BEGIN

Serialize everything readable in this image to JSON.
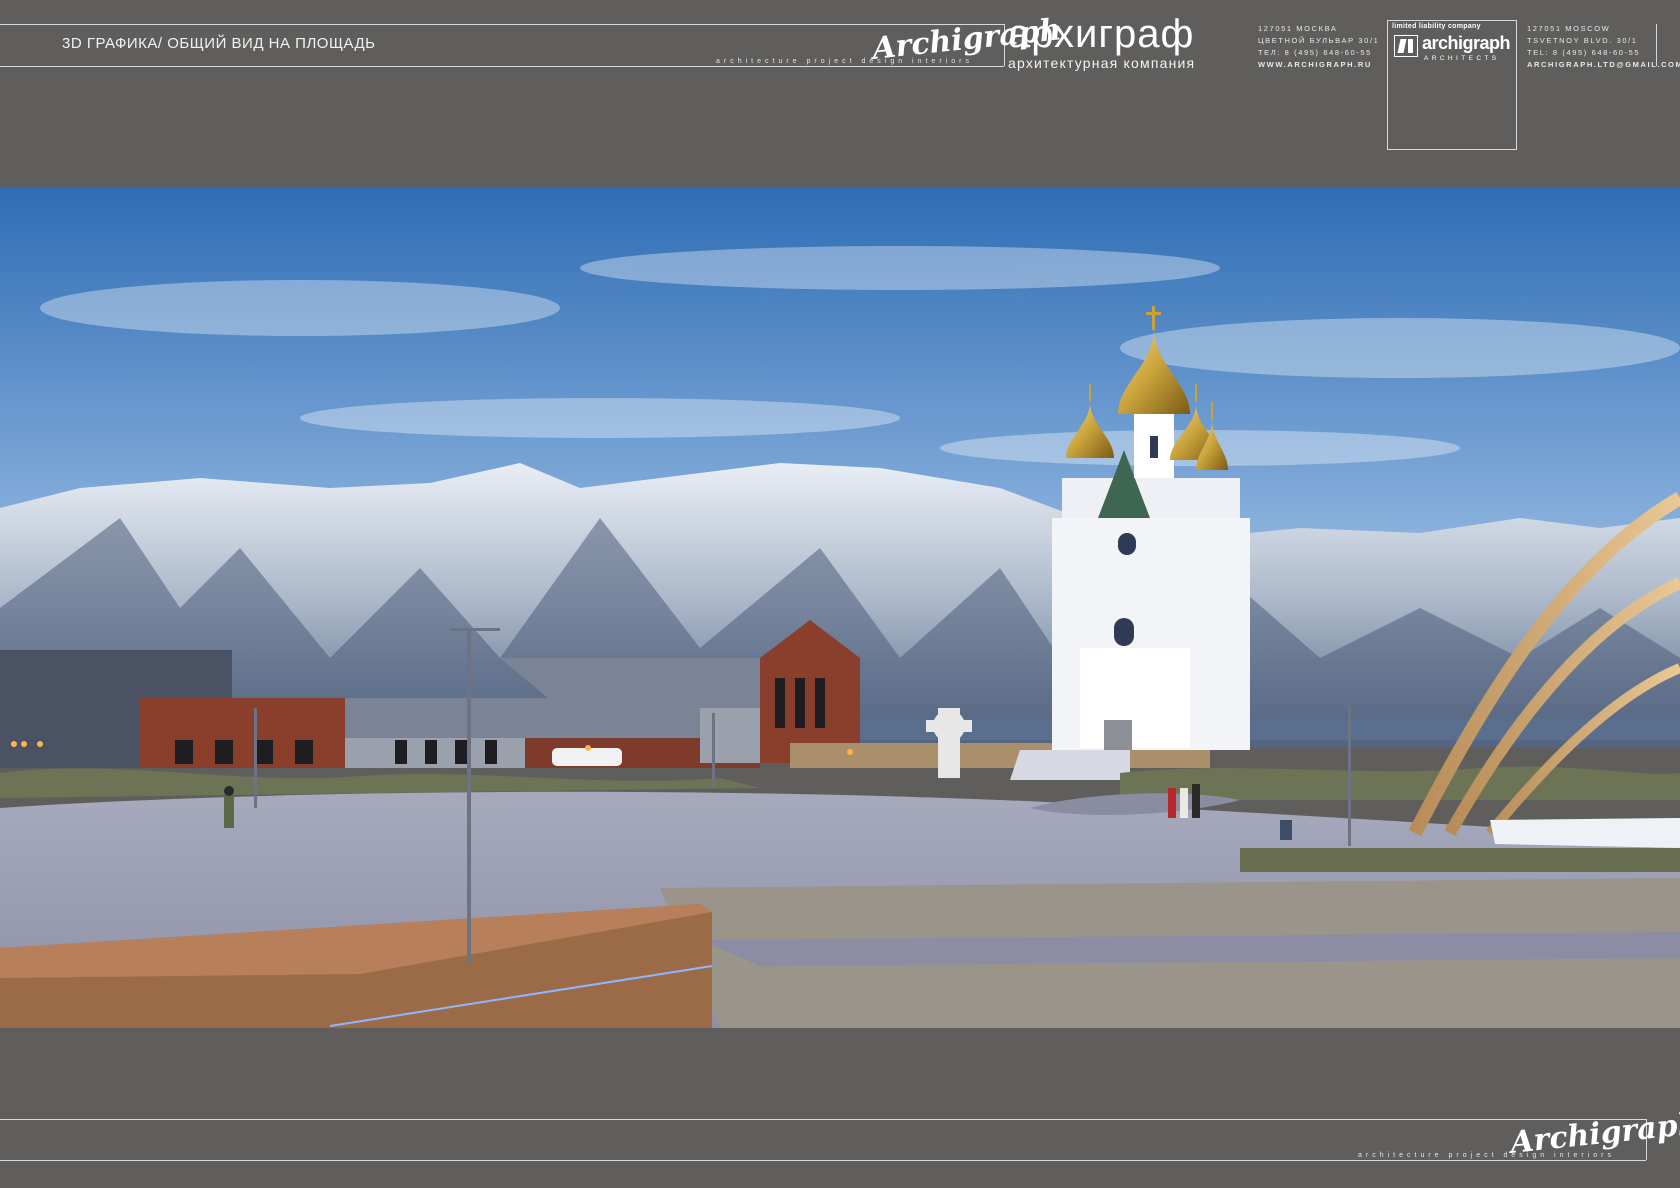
{
  "sheet": {
    "title": "3D ГРАФИКА/  ОБЩИЙ ВИД НА ПЛОЩАДЬ"
  },
  "studio": {
    "signature": "Archigraph",
    "tagline": "architecture project design interiors",
    "name_ru": "архиграф",
    "subtitle_ru": "архитектурная компания",
    "address_ru": [
      "127051 МОСКВА",
      "ЦВЕТНОЙ БУЛЬВАР 30/1",
      "ТЕЛ: 8 (495) 648-60-55",
      "WWW.ARCHIGRAPH.RU"
    ],
    "address_en": [
      "127051 MOSCOW",
      "TSVETNOY BLVD. 30/1",
      "TEL: 8 (495) 648-60-55",
      "ARCHIGRAPH.LTD@GMAIL.COM"
    ],
    "logo_caption": "limited liability company",
    "logo_word": "archigraph",
    "logo_sub": "ARCHITECTS"
  },
  "colors": {
    "background": "#5f5e5c",
    "frame_line": "#d9d9d9",
    "sky_top": "#2f6db5",
    "sky_bottom": "#c9dcef",
    "gold": "#c9a23a"
  },
  "icons": [
    "archigraph-logo-icon",
    "cross-icon"
  ]
}
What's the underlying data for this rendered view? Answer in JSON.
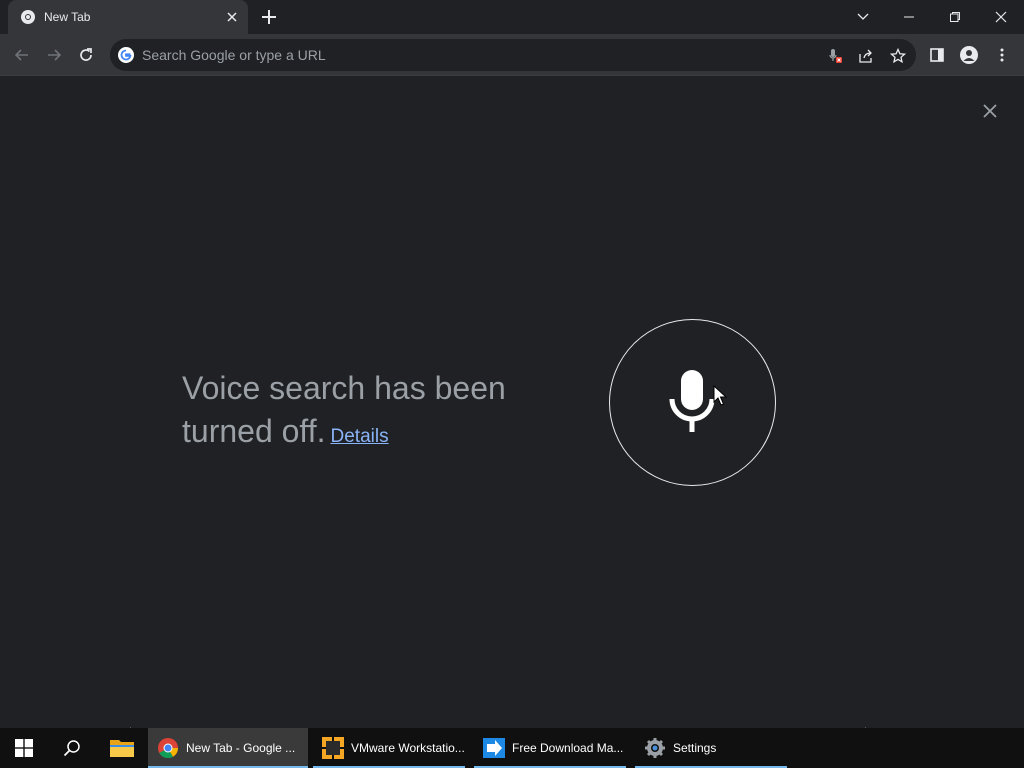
{
  "tab": {
    "title": "New Tab",
    "favicon": "chrome-icon"
  },
  "window_controls": [
    "tab-search-icon",
    "minimize-icon",
    "restore-icon",
    "close-icon"
  ],
  "omnibox": {
    "placeholder": "Search Google or type a URL",
    "value": ""
  },
  "toolbar_icons": [
    "back-icon",
    "forward-icon",
    "reload-icon",
    "mic-blocked-icon",
    "share-icon",
    "star-icon",
    "side-panel-icon",
    "profile-icon",
    "menu-icon"
  ],
  "voice": {
    "message": "Voice search has been turned off.",
    "details_link": "Details"
  },
  "taskbar": {
    "apps": [
      {
        "label": "New Tab - Google ...",
        "icon": "chrome-icon",
        "active": true
      },
      {
        "label": "VMware Workstatio...",
        "icon": "vmware-icon",
        "active": false
      },
      {
        "label": "Free Download Ma...",
        "icon": "fdm-icon",
        "active": false
      },
      {
        "label": "Settings",
        "icon": "gear-icon",
        "active": false
      }
    ]
  },
  "colors": {
    "background": "#202124",
    "toolbar": "#35363a",
    "link": "#8ab4f8",
    "message": "#9aa0a6",
    "taskbar": "#101010",
    "taskbar_accent": "#76b9ed"
  }
}
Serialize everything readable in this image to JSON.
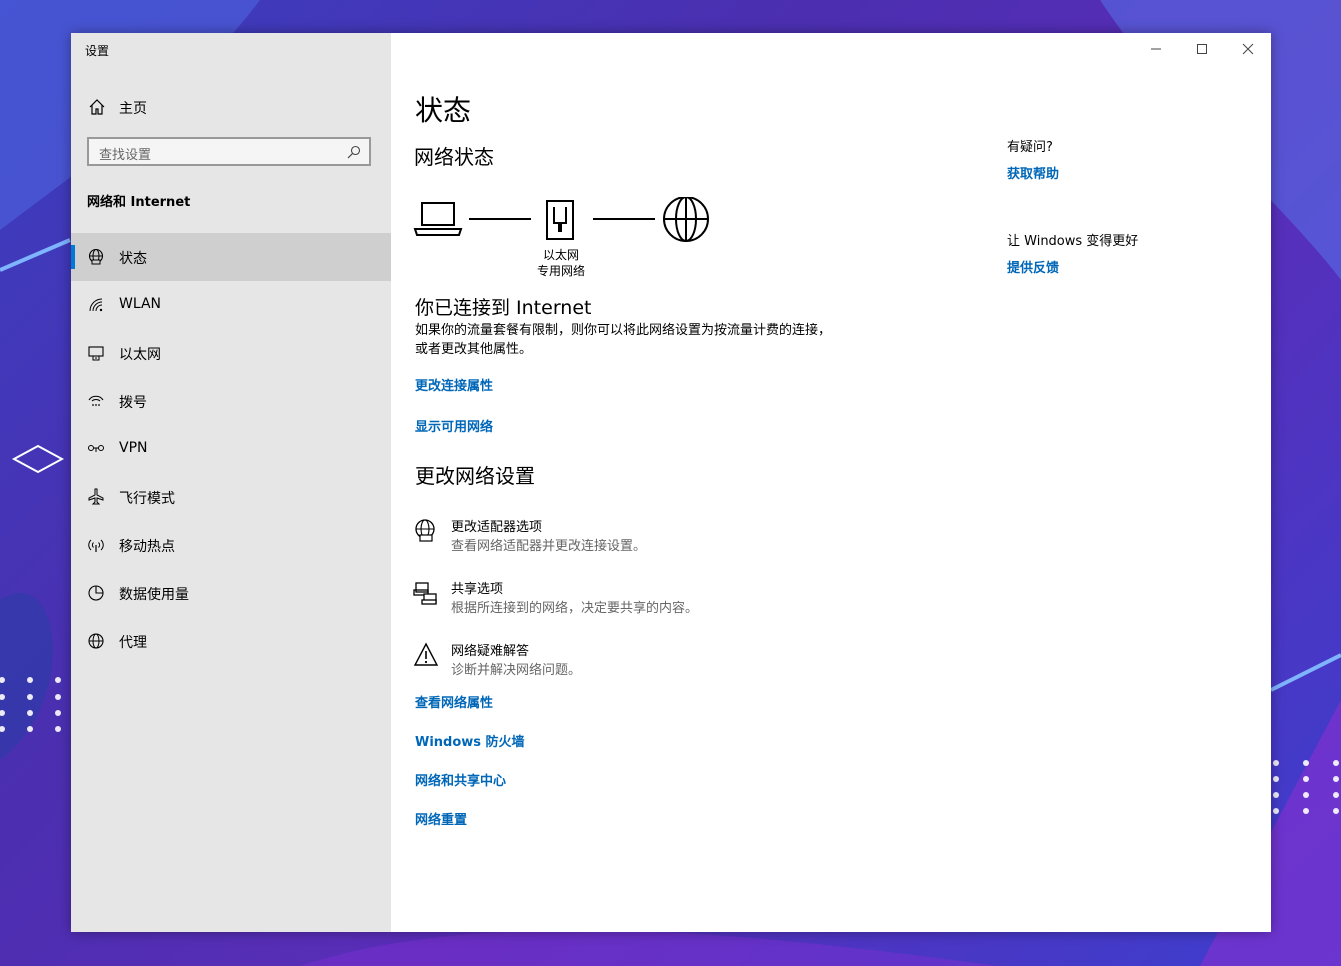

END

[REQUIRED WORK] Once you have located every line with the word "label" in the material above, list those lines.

[ANSWER BOX]
        "label": "New Tab - Google ...",
        "label": "VMware Workstatio...",
        "label": "Free Download Ma...",
        "label": "Settings",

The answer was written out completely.